(App and web page records)
# # # #
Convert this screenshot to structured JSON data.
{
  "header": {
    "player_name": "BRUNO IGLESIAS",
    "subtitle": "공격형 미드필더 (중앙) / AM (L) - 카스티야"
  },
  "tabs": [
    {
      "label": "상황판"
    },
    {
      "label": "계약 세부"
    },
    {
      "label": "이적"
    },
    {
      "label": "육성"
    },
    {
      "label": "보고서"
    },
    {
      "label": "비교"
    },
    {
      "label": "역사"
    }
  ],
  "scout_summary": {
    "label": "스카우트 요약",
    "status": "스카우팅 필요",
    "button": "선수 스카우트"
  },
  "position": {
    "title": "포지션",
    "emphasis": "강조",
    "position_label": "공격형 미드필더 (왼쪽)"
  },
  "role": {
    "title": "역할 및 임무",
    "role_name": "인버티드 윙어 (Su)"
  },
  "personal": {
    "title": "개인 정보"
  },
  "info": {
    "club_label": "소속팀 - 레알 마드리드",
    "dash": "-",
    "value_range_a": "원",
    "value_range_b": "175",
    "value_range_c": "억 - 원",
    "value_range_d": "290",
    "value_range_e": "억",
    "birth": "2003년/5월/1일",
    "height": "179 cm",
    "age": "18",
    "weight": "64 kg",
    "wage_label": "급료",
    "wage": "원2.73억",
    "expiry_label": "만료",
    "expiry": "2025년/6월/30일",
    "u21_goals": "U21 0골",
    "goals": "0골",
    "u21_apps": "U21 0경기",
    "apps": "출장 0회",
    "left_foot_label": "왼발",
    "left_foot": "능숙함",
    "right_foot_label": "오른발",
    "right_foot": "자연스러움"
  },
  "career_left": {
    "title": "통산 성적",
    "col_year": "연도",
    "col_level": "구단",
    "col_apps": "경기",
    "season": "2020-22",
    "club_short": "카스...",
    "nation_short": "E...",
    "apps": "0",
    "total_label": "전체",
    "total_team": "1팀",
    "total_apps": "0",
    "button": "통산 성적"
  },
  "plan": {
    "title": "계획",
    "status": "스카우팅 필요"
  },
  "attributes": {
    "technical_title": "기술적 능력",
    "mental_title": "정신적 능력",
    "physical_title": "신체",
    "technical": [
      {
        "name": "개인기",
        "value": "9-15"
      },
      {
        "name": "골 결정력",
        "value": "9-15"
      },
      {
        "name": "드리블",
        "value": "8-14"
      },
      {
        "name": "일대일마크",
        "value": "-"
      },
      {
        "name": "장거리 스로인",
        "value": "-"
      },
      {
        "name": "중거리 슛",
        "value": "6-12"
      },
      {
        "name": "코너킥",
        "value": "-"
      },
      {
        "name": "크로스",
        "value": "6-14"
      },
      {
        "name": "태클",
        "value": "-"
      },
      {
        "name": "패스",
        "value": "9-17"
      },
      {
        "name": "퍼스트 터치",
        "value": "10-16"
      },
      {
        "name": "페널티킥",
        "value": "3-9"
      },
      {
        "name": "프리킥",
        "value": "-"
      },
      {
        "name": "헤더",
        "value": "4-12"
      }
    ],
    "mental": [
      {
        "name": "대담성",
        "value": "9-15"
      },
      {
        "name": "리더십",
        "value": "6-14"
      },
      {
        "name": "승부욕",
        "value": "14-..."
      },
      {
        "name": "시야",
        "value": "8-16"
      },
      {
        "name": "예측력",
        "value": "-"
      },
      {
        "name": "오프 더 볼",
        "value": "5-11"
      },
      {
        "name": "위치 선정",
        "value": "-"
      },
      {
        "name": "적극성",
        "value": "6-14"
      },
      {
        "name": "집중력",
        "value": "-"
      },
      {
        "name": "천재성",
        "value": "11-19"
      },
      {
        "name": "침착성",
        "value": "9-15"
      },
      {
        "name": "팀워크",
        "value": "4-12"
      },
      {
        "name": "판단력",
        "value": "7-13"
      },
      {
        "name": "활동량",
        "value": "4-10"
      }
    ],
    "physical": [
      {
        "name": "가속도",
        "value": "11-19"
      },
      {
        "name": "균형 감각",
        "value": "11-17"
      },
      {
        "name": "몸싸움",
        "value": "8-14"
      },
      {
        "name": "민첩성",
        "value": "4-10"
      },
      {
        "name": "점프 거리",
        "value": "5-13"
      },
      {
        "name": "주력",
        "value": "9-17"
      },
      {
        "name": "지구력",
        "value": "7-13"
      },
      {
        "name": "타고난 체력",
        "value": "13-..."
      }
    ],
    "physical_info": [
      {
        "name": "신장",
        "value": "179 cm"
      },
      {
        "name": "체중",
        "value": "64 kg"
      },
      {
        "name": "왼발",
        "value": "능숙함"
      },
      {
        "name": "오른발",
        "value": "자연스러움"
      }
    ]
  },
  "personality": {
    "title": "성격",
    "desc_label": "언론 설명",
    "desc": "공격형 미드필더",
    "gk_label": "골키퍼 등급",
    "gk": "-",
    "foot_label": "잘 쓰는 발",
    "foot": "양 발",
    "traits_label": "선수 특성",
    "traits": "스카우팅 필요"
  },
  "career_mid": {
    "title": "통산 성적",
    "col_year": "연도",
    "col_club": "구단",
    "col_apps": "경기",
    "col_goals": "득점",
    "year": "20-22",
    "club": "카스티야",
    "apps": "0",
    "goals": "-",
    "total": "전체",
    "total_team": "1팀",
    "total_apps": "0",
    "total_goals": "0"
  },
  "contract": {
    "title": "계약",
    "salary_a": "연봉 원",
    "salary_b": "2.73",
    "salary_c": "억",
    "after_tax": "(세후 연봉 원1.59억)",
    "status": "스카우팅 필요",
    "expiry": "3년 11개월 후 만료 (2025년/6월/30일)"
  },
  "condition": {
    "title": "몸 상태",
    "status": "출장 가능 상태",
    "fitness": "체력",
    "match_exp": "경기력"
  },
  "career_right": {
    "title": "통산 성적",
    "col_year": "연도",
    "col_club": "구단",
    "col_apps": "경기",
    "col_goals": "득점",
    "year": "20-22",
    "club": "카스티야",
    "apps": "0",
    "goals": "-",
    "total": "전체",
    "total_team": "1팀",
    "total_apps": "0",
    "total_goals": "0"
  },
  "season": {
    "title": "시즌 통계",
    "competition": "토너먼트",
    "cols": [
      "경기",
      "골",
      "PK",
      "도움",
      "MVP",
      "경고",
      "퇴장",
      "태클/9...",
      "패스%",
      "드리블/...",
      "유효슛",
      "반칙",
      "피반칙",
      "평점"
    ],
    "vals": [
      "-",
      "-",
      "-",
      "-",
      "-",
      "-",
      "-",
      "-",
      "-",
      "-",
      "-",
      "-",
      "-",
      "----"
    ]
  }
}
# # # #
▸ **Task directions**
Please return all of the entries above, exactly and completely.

▸ **Solution for this problem**
Convert this screenshot to structured JSON data.
{
  "header": {
    "player_name": "BRUNO IGLESIAS",
    "subtitle": "공격형 미드필더 (중앙) / AM (L) - 카스티야"
  },
  "tabs": [
    {
      "label": "상황판"
    },
    {
      "label": "계약 세부"
    },
    {
      "label": "이적"
    },
    {
      "label": "육성"
    },
    {
      "label": "보고서"
    },
    {
      "label": "비교"
    },
    {
      "label": "역사"
    }
  ],
  "scout_summary": {
    "label": "스카우트 요약",
    "status": "스카우팅 필요",
    "button": "선수 스카우트"
  },
  "position": {
    "title": "포지션",
    "emphasis": "강조",
    "position_label": "공격형 미드필더 (왼쪽)"
  },
  "role": {
    "title": "역할 및 임무",
    "role_name": "인버티드 윙어 (Su)"
  },
  "personal": {
    "title": "개인 정보"
  },
  "info": {
    "club_label": "소속팀 - 레알 마드리드",
    "dash": "-",
    "value_range_a": "원",
    "value_range_b": "175",
    "value_range_c": "억 - 원",
    "value_range_d": "290",
    "value_range_e": "억",
    "birth": "2003년/5월/1일",
    "height": "179 cm",
    "age": "18",
    "weight": "64 kg",
    "wage_label": "급료",
    "wage": "원2.73억",
    "expiry_label": "만료",
    "expiry": "2025년/6월/30일",
    "u21_goals": "U21 0골",
    "goals": "0골",
    "u21_apps": "U21 0경기",
    "apps": "출장 0회",
    "left_foot_label": "왼발",
    "left_foot": "능숙함",
    "right_foot_label": "오른발",
    "right_foot": "자연스러움"
  },
  "career_left": {
    "title": "통산 성적",
    "col_year": "연도",
    "col_level": "구단",
    "col_apps": "경기",
    "season": "2020-22",
    "club_short": "카스...",
    "nation_short": "E...",
    "apps": "0",
    "total_label": "전체",
    "total_team": "1팀",
    "total_apps": "0",
    "button": "통산 성적"
  },
  "plan": {
    "title": "계획",
    "status": "스카우팅 필요"
  },
  "attributes": {
    "technical_title": "기술적 능력",
    "mental_title": "정신적 능력",
    "physical_title": "신체",
    "technical": [
      {
        "name": "개인기",
        "value": "9-15"
      },
      {
        "name": "골 결정력",
        "value": "9-15"
      },
      {
        "name": "드리블",
        "value": "8-14"
      },
      {
        "name": "일대일마크",
        "value": "-"
      },
      {
        "name": "장거리 스로인",
        "value": "-"
      },
      {
        "name": "중거리 슛",
        "value": "6-12"
      },
      {
        "name": "코너킥",
        "value": "-"
      },
      {
        "name": "크로스",
        "value": "6-14"
      },
      {
        "name": "태클",
        "value": "-"
      },
      {
        "name": "패스",
        "value": "9-17"
      },
      {
        "name": "퍼스트 터치",
        "value": "10-16"
      },
      {
        "name": "페널티킥",
        "value": "3-9"
      },
      {
        "name": "프리킥",
        "value": "-"
      },
      {
        "name": "헤더",
        "value": "4-12"
      }
    ],
    "mental": [
      {
        "name": "대담성",
        "value": "9-15"
      },
      {
        "name": "리더십",
        "value": "6-14"
      },
      {
        "name": "승부욕",
        "value": "14-..."
      },
      {
        "name": "시야",
        "value": "8-16"
      },
      {
        "name": "예측력",
        "value": "-"
      },
      {
        "name": "오프 더 볼",
        "value": "5-11"
      },
      {
        "name": "위치 선정",
        "value": "-"
      },
      {
        "name": "적극성",
        "value": "6-14"
      },
      {
        "name": "집중력",
        "value": "-"
      },
      {
        "name": "천재성",
        "value": "11-19"
      },
      {
        "name": "침착성",
        "value": "9-15"
      },
      {
        "name": "팀워크",
        "value": "4-12"
      },
      {
        "name": "판단력",
        "value": "7-13"
      },
      {
        "name": "활동량",
        "value": "4-10"
      }
    ],
    "physical": [
      {
        "name": "가속도",
        "value": "11-19"
      },
      {
        "name": "균형 감각",
        "value": "11-17"
      },
      {
        "name": "몸싸움",
        "value": "8-14"
      },
      {
        "name": "민첩성",
        "value": "4-10"
      },
      {
        "name": "점프 거리",
        "value": "5-13"
      },
      {
        "name": "주력",
        "value": "9-17"
      },
      {
        "name": "지구력",
        "value": "7-13"
      },
      {
        "name": "타고난 체력",
        "value": "13-..."
      }
    ],
    "physical_info": [
      {
        "name": "신장",
        "value": "179 cm"
      },
      {
        "name": "체중",
        "value": "64 kg"
      },
      {
        "name": "왼발",
        "value": "능숙함"
      },
      {
        "name": "오른발",
        "value": "자연스러움"
      }
    ]
  },
  "personality": {
    "title": "성격",
    "desc_label": "언론 설명",
    "desc": "공격형 미드필더",
    "gk_label": "골키퍼 등급",
    "gk": "-",
    "foot_label": "잘 쓰는 발",
    "foot": "양 발",
    "traits_label": "선수 특성",
    "traits": "스카우팅 필요"
  },
  "career_mid": {
    "title": "통산 성적",
    "col_year": "연도",
    "col_club": "구단",
    "col_apps": "경기",
    "col_goals": "득점",
    "year": "20-22",
    "club": "카스티야",
    "apps": "0",
    "goals": "-",
    "total": "전체",
    "total_team": "1팀",
    "total_apps": "0",
    "total_goals": "0"
  },
  "contract": {
    "title": "계약",
    "salary_a": "연봉 원",
    "salary_b": "2.73",
    "salary_c": "억",
    "after_tax": "(세후 연봉 원1.59억)",
    "status": "스카우팅 필요",
    "expiry": "3년 11개월 후 만료 (2025년/6월/30일)"
  },
  "condition": {
    "title": "몸 상태",
    "status": "출장 가능 상태",
    "fitness": "체력",
    "match_exp": "경기력"
  },
  "career_right": {
    "title": "통산 성적",
    "col_year": "연도",
    "col_club": "구단",
    "col_apps": "경기",
    "col_goals": "득점",
    "year": "20-22",
    "club": "카스티야",
    "apps": "0",
    "goals": "-",
    "total": "전체",
    "total_team": "1팀",
    "total_apps": "0",
    "total_goals": "0"
  },
  "season": {
    "title": "시즌 통계",
    "competition": "토너먼트",
    "cols": [
      "경기",
      "골",
      "PK",
      "도움",
      "MVP",
      "경고",
      "퇴장",
      "태클/9...",
      "패스%",
      "드리블/...",
      "유효슛",
      "반칙",
      "피반칙",
      "평점"
    ],
    "vals": [
      "-",
      "-",
      "-",
      "-",
      "-",
      "-",
      "-",
      "-",
      "-",
      "-",
      "-",
      "-",
      "-",
      "----"
    ]
  }
}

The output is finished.